Original Rock & Roll music dance
One of the most influential eras in dance was the period surrounding the Second World War, which saw the introduction of rock and roll music. This was aimed at the younger generations and they craved a breakaway from tradition, as the whole youth culture experimented with many social issues. There was a feeling of anti-establishment as rock and roll developed, and the dance floor was the perfect venue for young people to express their feelings and show their passion. The music was first developed from swing, so some of the dances that were being performed in the early times were jives.
The jive was first introduced into the United States in the 1930 and was performed to swing music. The posting of American soldiers in Europe during the Second World War gave the dance a certain popularity in the region. The jive was a swinging type of dance with many twirls, and there are many subdivisions of it. The soldiers particularly liked the Jitterbug and the Lindy Hop, and this was the first real time that young people were able to break away from the traditional dances that had been performed for a number of years.
The first rock and roll acts, such as Bill Hayley and the Comets, Jerry Lee Lewis and Richie Valance had excited audiences dancing to the music in different forms of jives, but as the later acts emerged, the styles of dancing started to change.
The twist was one of the most popular forms of dancing, and from the late 1950s it became the first worldwide dance craze. It was the first provocative dance and its popularity resulted in the Chuck Checker’s number 1 hit single “The Twist”. The dancing involved partners facing each other with legs spread. They would then twist their bodies in time to the rhythm of the music.
There were many other dances that emerged from the twist. The Jerk, The Monkey and The Funky Chicken were just a few of the styles that evolved as the twist was performed around the globe. The changes in dance moves were an important step towards the cultural revolution of the 1960s. A more formal dance was actually the Rock and Roll. This was an athletic performance with twists, throws and jumps. This is still performed in competitions today and it contains high activity, but lacks the passion that the other dances were creating
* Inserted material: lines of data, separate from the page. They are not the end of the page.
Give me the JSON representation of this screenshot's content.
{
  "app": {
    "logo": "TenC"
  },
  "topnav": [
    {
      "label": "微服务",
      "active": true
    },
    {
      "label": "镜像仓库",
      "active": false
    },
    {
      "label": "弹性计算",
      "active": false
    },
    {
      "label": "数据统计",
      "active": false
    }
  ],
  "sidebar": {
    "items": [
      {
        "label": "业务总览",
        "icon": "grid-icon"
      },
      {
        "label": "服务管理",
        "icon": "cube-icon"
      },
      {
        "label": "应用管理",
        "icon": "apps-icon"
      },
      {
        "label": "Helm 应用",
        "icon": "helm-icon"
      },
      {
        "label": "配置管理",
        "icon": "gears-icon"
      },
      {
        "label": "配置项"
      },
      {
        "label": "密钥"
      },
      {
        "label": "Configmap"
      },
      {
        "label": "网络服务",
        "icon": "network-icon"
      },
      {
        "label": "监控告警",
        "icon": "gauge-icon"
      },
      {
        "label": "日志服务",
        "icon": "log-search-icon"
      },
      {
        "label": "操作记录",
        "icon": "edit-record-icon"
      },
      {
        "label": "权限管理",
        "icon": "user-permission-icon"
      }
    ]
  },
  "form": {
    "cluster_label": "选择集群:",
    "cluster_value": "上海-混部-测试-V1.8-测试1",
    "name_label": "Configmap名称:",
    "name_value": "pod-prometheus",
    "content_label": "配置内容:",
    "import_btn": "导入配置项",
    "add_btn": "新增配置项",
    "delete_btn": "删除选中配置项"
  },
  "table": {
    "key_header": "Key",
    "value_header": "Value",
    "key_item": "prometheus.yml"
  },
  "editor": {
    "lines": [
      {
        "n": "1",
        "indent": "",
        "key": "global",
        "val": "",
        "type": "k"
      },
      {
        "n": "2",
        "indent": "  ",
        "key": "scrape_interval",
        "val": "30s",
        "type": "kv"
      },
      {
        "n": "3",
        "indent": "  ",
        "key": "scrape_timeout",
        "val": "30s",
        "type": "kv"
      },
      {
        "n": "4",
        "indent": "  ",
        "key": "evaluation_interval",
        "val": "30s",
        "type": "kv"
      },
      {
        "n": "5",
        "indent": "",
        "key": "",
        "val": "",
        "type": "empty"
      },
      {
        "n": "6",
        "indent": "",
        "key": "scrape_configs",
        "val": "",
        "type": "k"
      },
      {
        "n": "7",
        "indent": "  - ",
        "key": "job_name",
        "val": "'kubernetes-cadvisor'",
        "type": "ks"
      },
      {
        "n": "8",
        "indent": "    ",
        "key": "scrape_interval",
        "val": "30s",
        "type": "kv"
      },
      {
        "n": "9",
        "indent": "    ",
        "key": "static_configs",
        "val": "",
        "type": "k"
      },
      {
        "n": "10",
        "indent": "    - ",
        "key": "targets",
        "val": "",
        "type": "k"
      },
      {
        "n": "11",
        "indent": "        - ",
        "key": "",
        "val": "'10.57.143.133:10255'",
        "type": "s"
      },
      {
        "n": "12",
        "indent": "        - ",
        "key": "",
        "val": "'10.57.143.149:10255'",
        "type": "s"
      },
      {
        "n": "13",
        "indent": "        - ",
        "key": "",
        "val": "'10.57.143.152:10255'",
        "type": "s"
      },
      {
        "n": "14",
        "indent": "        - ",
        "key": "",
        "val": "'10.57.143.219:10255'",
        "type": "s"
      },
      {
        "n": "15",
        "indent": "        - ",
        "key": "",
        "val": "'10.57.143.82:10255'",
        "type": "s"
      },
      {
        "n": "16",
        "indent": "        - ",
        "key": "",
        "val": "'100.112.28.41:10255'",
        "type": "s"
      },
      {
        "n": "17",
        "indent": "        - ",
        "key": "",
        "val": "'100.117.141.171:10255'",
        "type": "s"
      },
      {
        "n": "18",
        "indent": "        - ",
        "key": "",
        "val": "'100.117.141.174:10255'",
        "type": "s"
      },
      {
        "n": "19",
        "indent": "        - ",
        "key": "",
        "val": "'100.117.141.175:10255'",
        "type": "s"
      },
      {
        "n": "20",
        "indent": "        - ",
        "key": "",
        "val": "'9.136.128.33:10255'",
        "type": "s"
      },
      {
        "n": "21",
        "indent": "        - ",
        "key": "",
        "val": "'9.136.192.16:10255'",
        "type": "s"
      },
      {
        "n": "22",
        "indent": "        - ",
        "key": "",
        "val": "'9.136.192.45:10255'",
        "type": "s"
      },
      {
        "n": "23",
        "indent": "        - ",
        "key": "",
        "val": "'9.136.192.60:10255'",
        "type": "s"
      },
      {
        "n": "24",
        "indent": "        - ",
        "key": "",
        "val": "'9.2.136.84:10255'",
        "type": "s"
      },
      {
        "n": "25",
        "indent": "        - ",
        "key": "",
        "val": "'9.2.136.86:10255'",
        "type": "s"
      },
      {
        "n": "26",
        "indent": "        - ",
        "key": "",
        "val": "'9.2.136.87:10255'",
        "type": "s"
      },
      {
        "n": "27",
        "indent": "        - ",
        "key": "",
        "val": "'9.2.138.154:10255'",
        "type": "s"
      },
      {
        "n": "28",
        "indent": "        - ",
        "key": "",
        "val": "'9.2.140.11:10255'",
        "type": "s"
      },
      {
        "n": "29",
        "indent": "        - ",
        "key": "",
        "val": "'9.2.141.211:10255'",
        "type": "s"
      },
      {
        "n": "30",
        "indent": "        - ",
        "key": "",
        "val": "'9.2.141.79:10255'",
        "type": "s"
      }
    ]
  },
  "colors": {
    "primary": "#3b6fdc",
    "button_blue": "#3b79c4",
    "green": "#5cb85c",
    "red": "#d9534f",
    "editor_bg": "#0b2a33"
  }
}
America was not the only country where new dances were being created. In Britain the popularity of rock and roll music saw the emergence of the Teddy Boys, and they has their own particular culture. They listened to rock and roll, but also liked Jazz and Skiffle music. Their favorite dance was The Creep, which was a slow shuffle.
However, the artist who made the biggest impact on the changes in dance style was Elvis Presley. He would perform his songs and dance at the same time, gyrating his hips in such a manner that he was commonly called Elvis “the pelvis”. His acts would have a mesmerizing effect on his young screaming teenage fans and his act portrayed real sexual innuendo.
His performances were the bridge between the dance hall and the discotheque. It was now accepted that people did not just have to dance in pairs. People could go out listen to music and dance. Not everyone would dance with the passion that Elvis had, but they were able to express themselves on the dance floor without needing a partner to do so. Many of the dances that were introduced during the 1940s and 1950s were influential in the later dances that emerged. They were the initial acts that broke down social restraints and gave the young people to express themselves on the dance floor.